On weekdays, we have decided to emphasize a greater unity with the Universal Church and increase awareness of the principle of Progressive Solemnity.  This term, Progressive Solemnity, is the principle where by the Mass ebbs and flows according to the state or “level” of celebration in the Mass.  When Mass is being offered on a day in Ordinary Time and there is no saint of whom we memorialize nor is there any feast or solemnity, the Mass should take on a very basic form.  This kind of day is called a “ferial celebration” or “ferial day”  The term comes from the Latin, feria, meaning “free day.”  On these weekday Masses, we will forego singing at the beginning and end of Mass and, instead, replace the entrance song with the universal antiphon which the Church is expressing all through the globe.  This is called the Entrance Antiphon.  The procession of the priest leaving the Sanctuary will be done in silence.  This small change will let us experience the change of a seasons via memorials, feasts, or solemnities in contrast to those days where none of these are prescribed.  So on ferial days, the Mass will be much simpler.  When a saint is to be memorialized, singing at the entrance and recessional of the Mass will return.  On feast days, as the Church prescribes, the Gloria will be said or sung.  On Solemnities, the Creed will be added.  So, depending on the kind of day the Mass lands, there will be more or less things happening.  We hope that this very small shift will allow our daily Mass goers to experience more the variations or the progressiveness of the sacrifice of the Mass while also bringing more harmony with the Masses offered throughout the world.

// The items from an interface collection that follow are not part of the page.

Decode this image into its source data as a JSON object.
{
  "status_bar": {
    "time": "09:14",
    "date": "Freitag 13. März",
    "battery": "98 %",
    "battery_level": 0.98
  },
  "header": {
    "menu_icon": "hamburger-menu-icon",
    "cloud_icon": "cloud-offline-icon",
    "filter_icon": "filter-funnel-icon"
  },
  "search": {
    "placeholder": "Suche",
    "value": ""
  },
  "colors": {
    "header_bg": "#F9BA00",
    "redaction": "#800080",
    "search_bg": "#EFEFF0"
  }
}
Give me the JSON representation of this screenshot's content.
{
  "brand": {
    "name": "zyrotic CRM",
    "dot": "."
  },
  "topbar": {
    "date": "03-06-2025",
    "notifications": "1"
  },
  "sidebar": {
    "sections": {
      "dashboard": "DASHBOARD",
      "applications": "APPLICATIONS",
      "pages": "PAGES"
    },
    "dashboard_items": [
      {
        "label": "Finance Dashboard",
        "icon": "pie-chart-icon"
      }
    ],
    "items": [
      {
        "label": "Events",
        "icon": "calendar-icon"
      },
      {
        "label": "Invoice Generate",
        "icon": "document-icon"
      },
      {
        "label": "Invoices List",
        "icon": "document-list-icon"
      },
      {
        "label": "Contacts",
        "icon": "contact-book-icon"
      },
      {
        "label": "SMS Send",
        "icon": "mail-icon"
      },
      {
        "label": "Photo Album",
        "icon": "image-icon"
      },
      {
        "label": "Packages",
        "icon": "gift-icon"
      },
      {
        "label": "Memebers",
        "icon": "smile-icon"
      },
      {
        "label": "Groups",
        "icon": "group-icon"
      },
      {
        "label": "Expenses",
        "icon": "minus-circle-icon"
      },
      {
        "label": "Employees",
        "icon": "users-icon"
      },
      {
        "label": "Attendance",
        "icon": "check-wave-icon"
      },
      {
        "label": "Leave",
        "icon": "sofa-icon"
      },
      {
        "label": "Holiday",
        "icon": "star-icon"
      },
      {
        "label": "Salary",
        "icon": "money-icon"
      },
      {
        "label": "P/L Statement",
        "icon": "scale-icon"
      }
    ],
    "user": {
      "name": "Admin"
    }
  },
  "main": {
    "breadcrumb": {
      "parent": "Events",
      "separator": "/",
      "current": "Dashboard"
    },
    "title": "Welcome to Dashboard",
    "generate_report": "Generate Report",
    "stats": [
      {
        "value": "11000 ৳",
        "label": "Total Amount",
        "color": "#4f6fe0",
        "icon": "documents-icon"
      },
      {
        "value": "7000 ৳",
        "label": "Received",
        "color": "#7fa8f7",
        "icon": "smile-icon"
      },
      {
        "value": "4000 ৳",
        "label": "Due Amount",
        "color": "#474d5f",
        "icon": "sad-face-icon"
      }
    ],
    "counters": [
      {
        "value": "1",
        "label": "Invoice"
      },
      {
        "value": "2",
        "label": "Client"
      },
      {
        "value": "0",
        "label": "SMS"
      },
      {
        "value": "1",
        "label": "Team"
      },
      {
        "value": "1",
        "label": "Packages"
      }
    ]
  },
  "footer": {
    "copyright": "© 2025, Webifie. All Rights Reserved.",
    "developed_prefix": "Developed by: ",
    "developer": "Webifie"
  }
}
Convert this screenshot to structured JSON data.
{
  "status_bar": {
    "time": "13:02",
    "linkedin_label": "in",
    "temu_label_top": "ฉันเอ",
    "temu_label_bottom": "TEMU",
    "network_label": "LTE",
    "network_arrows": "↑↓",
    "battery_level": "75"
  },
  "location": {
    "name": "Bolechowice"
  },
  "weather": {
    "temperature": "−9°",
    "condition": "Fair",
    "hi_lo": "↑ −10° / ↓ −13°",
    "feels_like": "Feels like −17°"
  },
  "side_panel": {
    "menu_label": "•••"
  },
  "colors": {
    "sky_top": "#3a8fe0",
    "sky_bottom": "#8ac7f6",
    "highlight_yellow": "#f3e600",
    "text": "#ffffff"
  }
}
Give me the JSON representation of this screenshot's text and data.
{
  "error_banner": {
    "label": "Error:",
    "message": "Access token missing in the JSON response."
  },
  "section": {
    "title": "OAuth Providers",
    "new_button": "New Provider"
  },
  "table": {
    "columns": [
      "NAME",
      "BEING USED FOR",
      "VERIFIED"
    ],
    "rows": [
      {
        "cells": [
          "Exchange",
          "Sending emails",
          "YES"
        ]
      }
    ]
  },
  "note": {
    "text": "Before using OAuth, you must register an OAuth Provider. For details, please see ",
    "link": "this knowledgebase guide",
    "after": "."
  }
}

Are these important or critical changes, no.  But, I do believe that these small changes will aid us in more clarity and intelligibility of the actions, meanings, and sense of progression within the celebration of the Mass.

Blessings,

Fr. William Holtzinger